The other day I wrote my first post for MusicThinkTank.com – a really great collaborative blog with contributors from across the spectrum of ‘what’s happening in the music industry these days?’ – I was really excited to be asked to blog for them, as there are some fantastic thinkers writing for the site that I’ve learned a lot from over the years. (please feel free to read the post and comment over there)
One of the really nice things about writing for them is the brief to be brief. So my first post is just that – short and to the point. But it does mean that I get to expand on the thoughts over here
So, as I say over there, one of the things that the buzz exercises are making me think about and be more aware of is the whole area of ‘level of connection’ or ‘depth of impact’. There are two vague levels on which this stuff can be measured – abstract and metric. The abstract level is probably best summed up as ‘your own perception of the level of ambient awareness’ – or just the sense that more people seem to be clocking who you are and what you do.
The metric level is actually a whole series of interlocking metrics measuring LOADS of different ways that people engage with what you do: from audience attendance at gigs, CD and download sales, free download hits, web page hits, return visits, RSS feed subscribers, mentions on other people’s blogs and web forums, quantity of email interactions… etc. etc.
What’s vitally important to remember here is that what you’re dealing with is not a set of statistics that need improving, but a number of unique individuals who are all engaging what an aspect or aspects of ‘that thing you do’ in subtle and unique ways, and are all in a position to be drawn closer into what you do, if only it is presented to them in a way that is relevant and of value.

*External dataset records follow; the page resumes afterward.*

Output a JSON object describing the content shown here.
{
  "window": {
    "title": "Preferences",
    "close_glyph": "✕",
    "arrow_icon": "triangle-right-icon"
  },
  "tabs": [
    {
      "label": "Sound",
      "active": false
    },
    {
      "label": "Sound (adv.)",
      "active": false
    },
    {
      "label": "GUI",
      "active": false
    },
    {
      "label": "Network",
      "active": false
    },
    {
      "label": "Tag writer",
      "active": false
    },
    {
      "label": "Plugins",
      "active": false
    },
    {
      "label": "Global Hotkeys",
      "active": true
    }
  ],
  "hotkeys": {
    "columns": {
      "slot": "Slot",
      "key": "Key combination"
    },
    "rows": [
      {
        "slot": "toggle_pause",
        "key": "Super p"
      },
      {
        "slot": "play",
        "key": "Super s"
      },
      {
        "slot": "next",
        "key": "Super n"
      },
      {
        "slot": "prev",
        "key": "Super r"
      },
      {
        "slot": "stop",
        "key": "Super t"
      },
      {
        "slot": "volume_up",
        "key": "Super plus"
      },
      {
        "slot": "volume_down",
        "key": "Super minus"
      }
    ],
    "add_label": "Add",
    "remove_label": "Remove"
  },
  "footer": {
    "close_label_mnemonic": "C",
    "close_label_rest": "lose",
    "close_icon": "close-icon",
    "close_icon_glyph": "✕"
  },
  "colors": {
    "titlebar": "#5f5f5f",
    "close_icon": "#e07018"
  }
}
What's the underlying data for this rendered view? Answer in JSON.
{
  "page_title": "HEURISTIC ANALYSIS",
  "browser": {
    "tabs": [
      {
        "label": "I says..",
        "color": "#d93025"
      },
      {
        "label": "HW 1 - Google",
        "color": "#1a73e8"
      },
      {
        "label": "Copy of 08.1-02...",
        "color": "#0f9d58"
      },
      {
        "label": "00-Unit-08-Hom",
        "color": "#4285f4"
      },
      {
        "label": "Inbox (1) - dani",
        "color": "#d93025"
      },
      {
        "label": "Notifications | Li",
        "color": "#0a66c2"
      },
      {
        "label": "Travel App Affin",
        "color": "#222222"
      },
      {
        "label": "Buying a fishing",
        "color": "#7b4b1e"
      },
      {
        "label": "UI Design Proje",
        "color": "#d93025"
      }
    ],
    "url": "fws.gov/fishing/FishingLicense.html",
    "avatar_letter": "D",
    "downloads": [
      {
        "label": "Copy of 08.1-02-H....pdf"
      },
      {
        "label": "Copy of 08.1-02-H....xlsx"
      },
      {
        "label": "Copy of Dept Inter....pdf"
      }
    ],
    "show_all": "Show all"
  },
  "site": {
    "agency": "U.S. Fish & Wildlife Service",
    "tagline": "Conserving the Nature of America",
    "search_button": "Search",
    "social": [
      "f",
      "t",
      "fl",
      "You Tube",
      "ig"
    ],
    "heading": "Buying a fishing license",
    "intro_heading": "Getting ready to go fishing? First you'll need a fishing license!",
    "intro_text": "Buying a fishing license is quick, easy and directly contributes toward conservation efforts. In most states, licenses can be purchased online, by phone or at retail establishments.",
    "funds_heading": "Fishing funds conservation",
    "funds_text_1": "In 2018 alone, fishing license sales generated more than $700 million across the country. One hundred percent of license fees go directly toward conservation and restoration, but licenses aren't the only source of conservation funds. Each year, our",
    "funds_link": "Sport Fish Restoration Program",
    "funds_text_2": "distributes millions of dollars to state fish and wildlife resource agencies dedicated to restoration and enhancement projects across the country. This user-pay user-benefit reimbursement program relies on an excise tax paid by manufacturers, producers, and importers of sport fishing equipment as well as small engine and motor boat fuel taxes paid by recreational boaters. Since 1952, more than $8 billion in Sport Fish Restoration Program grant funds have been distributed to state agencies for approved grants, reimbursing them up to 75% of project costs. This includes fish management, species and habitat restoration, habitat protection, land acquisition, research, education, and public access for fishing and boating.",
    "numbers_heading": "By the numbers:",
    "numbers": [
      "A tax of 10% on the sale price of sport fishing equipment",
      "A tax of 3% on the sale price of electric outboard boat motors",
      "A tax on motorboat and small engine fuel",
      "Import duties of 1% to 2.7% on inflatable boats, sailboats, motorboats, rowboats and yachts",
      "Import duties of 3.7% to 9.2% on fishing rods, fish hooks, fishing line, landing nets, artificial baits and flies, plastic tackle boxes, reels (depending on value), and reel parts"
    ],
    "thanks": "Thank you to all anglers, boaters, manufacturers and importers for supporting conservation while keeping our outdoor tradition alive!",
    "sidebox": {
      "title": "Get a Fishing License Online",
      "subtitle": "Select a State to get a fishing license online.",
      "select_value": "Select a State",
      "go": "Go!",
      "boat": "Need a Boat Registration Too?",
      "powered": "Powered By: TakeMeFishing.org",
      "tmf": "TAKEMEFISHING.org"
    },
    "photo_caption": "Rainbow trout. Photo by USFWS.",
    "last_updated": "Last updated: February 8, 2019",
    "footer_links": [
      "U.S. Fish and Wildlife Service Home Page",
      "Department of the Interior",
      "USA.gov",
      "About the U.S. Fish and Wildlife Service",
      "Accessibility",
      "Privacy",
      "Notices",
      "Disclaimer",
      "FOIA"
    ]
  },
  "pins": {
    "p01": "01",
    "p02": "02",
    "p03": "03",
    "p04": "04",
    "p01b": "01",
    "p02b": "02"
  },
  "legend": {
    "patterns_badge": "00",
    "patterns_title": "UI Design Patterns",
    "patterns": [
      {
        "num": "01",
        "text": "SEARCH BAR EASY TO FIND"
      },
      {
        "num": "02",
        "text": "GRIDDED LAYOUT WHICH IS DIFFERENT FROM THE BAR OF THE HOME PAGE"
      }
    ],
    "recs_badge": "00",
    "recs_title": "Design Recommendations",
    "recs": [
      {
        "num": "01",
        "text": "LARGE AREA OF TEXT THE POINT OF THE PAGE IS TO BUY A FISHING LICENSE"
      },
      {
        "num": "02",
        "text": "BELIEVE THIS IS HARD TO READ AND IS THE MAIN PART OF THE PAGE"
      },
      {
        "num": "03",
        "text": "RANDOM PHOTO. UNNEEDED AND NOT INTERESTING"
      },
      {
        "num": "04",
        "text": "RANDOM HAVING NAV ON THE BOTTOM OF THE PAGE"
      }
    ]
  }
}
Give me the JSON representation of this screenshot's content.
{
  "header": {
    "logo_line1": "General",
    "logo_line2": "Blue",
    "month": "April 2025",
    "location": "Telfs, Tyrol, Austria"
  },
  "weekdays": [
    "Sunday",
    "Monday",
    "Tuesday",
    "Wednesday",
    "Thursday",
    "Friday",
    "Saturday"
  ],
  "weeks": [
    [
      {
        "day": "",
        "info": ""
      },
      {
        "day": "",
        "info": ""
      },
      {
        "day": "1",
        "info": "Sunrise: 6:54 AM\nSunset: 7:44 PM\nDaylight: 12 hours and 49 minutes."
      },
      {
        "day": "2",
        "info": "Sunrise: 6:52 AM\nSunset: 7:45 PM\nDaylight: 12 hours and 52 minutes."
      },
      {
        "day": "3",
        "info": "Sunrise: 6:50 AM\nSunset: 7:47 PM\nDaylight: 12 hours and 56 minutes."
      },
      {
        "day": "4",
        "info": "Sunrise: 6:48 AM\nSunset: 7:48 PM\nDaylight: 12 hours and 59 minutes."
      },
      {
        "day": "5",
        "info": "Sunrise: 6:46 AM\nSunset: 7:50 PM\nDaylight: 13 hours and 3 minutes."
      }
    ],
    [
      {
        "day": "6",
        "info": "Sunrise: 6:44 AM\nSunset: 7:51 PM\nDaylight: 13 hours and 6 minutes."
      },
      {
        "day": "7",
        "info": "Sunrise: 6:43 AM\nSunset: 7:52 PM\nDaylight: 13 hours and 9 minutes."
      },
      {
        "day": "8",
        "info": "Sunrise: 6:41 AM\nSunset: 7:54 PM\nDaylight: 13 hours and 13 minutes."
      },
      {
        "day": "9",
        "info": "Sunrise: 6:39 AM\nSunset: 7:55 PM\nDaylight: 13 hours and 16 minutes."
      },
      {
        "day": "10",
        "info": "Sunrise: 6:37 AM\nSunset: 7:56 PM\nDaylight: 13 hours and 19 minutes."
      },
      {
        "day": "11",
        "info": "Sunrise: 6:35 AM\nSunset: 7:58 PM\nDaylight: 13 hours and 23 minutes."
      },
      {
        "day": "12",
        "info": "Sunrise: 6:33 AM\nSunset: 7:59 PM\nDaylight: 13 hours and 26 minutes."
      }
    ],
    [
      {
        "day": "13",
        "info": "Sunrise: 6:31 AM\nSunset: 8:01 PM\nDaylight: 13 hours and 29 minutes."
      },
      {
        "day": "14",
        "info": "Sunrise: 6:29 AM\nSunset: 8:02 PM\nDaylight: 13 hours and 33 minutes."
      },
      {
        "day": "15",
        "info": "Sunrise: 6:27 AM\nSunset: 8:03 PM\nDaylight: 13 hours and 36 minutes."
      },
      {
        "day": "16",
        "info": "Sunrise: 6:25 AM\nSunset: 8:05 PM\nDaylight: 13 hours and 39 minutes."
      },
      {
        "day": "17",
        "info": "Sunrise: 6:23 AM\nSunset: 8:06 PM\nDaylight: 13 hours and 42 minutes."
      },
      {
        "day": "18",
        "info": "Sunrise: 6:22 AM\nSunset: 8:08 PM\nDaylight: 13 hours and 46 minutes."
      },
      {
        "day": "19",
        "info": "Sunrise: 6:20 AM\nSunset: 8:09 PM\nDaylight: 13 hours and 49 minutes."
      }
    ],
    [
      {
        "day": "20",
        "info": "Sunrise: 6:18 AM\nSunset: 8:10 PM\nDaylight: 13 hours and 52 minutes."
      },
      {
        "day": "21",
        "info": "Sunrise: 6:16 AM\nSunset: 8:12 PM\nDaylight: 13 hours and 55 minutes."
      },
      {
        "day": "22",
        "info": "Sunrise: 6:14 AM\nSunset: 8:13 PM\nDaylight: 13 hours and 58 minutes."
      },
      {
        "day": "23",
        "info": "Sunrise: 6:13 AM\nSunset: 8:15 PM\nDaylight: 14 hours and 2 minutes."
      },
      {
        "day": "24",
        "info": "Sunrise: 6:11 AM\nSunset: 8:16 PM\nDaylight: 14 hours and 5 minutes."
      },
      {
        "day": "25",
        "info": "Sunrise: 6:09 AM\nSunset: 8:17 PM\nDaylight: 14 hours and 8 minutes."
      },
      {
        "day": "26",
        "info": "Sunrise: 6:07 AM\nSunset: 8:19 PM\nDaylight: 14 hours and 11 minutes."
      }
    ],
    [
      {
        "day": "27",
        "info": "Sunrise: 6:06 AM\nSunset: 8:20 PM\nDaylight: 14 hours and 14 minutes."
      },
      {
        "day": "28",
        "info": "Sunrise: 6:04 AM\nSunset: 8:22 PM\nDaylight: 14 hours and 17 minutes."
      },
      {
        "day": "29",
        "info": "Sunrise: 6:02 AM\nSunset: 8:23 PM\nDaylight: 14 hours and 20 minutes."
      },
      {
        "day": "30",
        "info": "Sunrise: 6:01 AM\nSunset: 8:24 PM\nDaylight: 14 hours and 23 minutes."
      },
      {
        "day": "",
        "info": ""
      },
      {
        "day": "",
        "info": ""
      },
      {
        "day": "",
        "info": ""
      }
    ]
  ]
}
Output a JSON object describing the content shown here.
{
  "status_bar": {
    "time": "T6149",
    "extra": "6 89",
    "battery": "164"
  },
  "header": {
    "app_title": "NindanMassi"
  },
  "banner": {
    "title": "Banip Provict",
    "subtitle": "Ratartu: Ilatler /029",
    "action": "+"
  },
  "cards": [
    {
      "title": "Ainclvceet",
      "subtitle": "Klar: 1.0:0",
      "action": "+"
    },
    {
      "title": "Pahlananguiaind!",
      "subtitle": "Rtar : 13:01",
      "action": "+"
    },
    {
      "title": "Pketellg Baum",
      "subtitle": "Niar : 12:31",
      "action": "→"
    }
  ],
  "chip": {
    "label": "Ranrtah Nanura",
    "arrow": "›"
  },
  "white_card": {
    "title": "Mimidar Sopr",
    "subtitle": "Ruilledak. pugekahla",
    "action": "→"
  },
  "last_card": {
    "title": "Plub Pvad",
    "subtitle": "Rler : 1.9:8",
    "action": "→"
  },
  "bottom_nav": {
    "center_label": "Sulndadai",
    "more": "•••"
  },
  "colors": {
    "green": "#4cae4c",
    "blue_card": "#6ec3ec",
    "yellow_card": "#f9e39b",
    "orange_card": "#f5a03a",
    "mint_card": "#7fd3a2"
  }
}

But in order to understand and quantify where each of those people are in their relationship with you, we first need to come up with some vague staging posts along the way, from no knowledge of even the area you work in to becoming a patron/sponsor/financier of what you do.
Let’s have a look at a few of those introductory stages:
Notice that a person’s level of connection with you begins before they even know who you are: knowing something about your field is a level of connection – it’s latent, but can prove vital to them a) finding you and b) understanding what you do. So for me, it really helps whenever anyone else is successful as a solo bassist and/or musician using looping. Every time KT Tunstall or Imogen Heap does some live looping on TV, it expands my pool of latent connection. Every time Victor Wooten plays a solo spot in a Flecktones gig, and a bunch of non-bassists see how cool solo bass can be, my pool of latent connection expands.
As and when those people are drawn into my orbit, they’ll have some frame of reference for what it is that I do, something to relate it to, a peg on which to hang their labels for it, beyond ‘nice music’. They’ll see it as a cool hip thing, and I’ll piggy-back on the residual level of cool that solo bass or looping has for them. This, in my experience, has way more real-world lasting value than the pretense that what you’re doing is utterly unique and groundbreaking. The majority of people connect better with familiarity than they do with ‘extreme novelty’…
The first level of actualised connection is name recognition. How many times have you had a conversation with someone who says ‘do you know ******’ and you say ‘I’ve heard the name’… and often you have. You know precious little about them, if anything, but their name is there, in your sphere somewhere.
If that happens 2 or 3 times with the same person, your curiosity is tweaked and you may google them, especially if you’re sat in front of a computer when it happens. And name recognition turns to first level engagement with what you do – finding whichever web-presence ranks highest in google for you and checking it out… So they’ve found you, and have done so based on the feeling that they might be missing out by not knowing about you…
The obvious point to make here is that this relies on them meeting 2 or 3 people who are inspired to talk about what you do – something that is latent in a lot of your audience, most likely. There’ll be a whole load of people who like what you do who don’t think to talk about it, cos they don’t realise you need it. As I’ve said many times, and will keep saying til people realise it’s true, I’m utterly reliant on word of mouth to get people to hear about what I do – both because I can’t afford broadcast ad-space and because I dip under the radar of most mainstream music media channels… the occasional play on Radio 3 or 6Music and the very occasional article in the national press can’t sustain any level of buzz enough to help support a career – though it’s great to have listeners now who first heard me on Late Junction or read about me in a mag (I’ve been interviewed by, reviewed by or featured in The Sunday Times, Jazzwise, Bassist, Guitarist, Bass Player, Bass Frontiers, Total Guitar… etc. etc. and lots of music related websites. Sounds a lot bunched together like that, but means precious little when spread out over 9 years in the context of building a career… …more on the real importance of reviews and interviews coming soon!)
But how is that measured? We as musicians need to make ourselves available for feedback – whether it be email, forums, tweets, myspace comments, blog comments, last.fm shout-box comments… Encouraging a culture of “letting artists know that we’ve found them and we like them” is a huge part of making music ‘sticky’, so that it pollenates beyond our ‘primary reach’.
So, comment thread: other than me (though if you’ve just discovered me, you can tell me where too!), who was the last independent artist you heard that got you excited? Feel free to video comment and play some of the music in the background